  26. Hi… having a real hard time trying to subscribe to your blog even though I made a wordpress account . Hope you can drop me an email about Lexmi Chhaya and the movie “Royal Mail” …… thanks ! Fireman DK (Dan)

    • I looked for it after your comment yesterday and watched it on YouTube yesterday. It was very silly indeed and more than a little boring (I don’t think subtitles would have helped either) although it was lovely to see Laxmi and the flying jeep was good fun!

      • In the movie Kailash Pati (1962) at 49:40 minutes on You Tube there is a dance number: Is this not Laxmi Chhaya , or does she have a double ???

  27. It is a very fine howdunit film. The story of unrequited love preceding the howdunit has always been relevant across different periods and it provides our man Amitabh a solid motive for the crime. All in a all, a very fine movie.

  28. Madam,

    Many thanks for writing this blog (all articles, and comments). I have been reading it on and off for quite some time (a few years, perhaps).

    I just came across an old post of yours, relevant to 22 July, ie today. Nice coincidence. Here is the post :

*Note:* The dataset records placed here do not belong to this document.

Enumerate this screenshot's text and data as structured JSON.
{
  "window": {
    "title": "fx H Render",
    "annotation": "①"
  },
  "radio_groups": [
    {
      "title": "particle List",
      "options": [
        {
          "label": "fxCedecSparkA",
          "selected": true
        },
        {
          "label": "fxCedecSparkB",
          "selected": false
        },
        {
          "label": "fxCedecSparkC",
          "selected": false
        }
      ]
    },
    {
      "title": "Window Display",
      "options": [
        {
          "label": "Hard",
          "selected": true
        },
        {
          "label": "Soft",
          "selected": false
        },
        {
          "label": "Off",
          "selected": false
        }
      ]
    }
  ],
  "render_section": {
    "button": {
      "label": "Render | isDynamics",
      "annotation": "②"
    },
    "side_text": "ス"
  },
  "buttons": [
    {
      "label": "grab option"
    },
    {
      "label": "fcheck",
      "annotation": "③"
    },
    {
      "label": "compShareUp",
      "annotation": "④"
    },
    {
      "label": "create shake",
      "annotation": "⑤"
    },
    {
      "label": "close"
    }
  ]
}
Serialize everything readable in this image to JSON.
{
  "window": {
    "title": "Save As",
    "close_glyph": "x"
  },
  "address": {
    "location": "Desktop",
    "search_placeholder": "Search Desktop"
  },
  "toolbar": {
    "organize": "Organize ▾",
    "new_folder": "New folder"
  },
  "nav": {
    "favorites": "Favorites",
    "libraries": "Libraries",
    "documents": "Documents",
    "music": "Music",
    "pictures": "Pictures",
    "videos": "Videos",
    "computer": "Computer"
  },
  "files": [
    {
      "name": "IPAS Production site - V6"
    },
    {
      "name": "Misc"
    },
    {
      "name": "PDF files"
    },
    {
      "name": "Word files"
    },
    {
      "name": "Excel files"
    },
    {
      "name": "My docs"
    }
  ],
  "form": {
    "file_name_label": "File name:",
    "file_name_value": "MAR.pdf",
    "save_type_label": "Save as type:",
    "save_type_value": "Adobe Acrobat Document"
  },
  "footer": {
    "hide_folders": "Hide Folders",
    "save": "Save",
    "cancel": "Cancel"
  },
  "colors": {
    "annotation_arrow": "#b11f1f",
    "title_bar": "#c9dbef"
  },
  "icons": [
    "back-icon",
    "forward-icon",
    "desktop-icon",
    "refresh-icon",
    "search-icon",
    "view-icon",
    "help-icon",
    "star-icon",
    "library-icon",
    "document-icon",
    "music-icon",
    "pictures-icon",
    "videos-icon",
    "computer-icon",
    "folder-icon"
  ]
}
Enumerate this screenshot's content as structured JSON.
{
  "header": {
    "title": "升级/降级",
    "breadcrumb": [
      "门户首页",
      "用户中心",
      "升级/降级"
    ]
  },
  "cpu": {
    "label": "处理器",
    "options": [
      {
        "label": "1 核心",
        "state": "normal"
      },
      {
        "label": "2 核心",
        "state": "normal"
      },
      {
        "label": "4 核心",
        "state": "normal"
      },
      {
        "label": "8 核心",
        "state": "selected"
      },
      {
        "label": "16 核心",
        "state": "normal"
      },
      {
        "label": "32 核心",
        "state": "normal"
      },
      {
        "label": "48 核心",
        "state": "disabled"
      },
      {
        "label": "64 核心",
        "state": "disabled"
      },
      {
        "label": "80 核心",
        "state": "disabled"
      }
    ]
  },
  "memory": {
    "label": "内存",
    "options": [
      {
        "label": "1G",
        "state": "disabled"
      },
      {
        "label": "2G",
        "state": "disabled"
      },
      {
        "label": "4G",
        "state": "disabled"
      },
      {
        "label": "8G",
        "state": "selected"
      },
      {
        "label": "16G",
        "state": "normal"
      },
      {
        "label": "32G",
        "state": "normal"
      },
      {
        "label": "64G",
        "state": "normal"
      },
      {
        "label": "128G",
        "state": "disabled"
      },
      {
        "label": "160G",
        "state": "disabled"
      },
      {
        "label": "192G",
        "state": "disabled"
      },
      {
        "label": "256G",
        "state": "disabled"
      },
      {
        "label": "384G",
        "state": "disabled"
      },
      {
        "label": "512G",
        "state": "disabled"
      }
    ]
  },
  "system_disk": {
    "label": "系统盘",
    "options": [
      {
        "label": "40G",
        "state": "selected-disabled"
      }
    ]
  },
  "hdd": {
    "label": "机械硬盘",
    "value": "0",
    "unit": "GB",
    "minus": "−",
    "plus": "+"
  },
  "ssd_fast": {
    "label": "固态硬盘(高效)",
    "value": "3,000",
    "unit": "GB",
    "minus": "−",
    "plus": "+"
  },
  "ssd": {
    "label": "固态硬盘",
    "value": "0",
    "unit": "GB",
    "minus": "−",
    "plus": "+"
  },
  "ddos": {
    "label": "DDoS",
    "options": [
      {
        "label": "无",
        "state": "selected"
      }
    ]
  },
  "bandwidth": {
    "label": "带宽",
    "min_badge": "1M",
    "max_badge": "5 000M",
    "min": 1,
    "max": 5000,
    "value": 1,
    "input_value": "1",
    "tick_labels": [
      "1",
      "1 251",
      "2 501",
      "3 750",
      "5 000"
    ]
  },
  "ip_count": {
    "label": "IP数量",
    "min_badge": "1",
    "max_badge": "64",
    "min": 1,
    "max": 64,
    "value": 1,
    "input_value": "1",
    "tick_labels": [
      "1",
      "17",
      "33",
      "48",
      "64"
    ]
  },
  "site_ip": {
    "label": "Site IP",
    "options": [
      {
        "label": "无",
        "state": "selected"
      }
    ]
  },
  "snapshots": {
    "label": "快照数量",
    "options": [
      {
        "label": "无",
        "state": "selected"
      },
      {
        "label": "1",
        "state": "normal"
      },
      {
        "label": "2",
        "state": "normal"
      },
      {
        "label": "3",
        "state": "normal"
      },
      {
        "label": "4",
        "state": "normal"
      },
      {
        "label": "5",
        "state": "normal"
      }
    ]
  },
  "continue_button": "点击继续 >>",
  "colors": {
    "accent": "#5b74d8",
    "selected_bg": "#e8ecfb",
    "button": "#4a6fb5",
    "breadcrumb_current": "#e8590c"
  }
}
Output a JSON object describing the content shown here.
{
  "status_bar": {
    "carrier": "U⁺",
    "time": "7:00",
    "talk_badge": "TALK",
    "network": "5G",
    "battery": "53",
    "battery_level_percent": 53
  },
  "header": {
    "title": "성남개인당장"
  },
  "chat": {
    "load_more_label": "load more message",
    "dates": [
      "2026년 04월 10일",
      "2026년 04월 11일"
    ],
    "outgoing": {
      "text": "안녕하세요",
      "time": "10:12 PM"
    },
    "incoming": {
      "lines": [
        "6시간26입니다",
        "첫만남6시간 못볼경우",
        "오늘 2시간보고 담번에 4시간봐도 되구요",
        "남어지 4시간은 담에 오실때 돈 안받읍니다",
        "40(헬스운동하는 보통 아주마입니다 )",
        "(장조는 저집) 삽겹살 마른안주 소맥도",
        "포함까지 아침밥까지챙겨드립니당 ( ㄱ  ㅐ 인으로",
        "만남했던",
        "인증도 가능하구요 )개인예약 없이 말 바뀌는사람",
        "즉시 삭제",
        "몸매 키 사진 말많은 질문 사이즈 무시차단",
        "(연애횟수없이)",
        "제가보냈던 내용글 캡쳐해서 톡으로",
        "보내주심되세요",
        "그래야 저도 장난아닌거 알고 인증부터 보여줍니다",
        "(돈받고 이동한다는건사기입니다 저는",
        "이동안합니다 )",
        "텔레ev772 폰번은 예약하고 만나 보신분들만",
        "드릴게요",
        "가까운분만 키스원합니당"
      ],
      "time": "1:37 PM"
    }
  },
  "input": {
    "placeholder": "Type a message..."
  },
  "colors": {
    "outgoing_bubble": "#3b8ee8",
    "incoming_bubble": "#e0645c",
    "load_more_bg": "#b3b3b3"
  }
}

    Happy birthday to Edwina Ma’am, one wishes her all the best.

    Also, since there have been no new comments/ replies/ articles by you for quite long, one hopes you are keeping well.

    Good luck, all the best, and once again, thanks for this blog.


  29. Madam,

    Many thanks for the prompt reply. I came across a clipping that may interest you : an possibly little-known aspect of the song (and dance) “bar bar dekho hazaar bar dekho” from the movie Chinatown.

    As you may know/recall, the song is picturised on Shammi Kapoor. In it, there is one dancer who frowns (or ‘makes faces’, or some version of it) at Shammi Kapoor.

    Here is the clipping :

    We first see the dancer at 0:17 , she is the first from the right. No uncommon expressions here.

    Next we see her from 1:03 to 1:13, in the rear line, third from right. Again, no uncommon expressions here.

    Then, the uncommon expressions :

    We see her at 1:28 to 1:36. The expression seems neutral, or slightly fed-up.

    Next, at 2:36 to 3:02. The frown (or, uncommon expression) is seen at 2:40 to 2:42.

    On a separate note, I was reading your post on Anand Bakshi on 22 July, his birthday was on 21 July. Another happy coincidence.

    Many thanks for your blog. I look forward to reading more of it.


  30. does anyone know why the song ” jis din se maine tumko dekha hai” is missing from the movie?

Leave a Reply

Fill in your details below or click an icon to log in: Logo

You are commenting using your account. Log Out /  Change )

Facebook photo

You are commenting using your Facebook account. Log Out /  Change )

Connecting to %s

%d bloggers like this: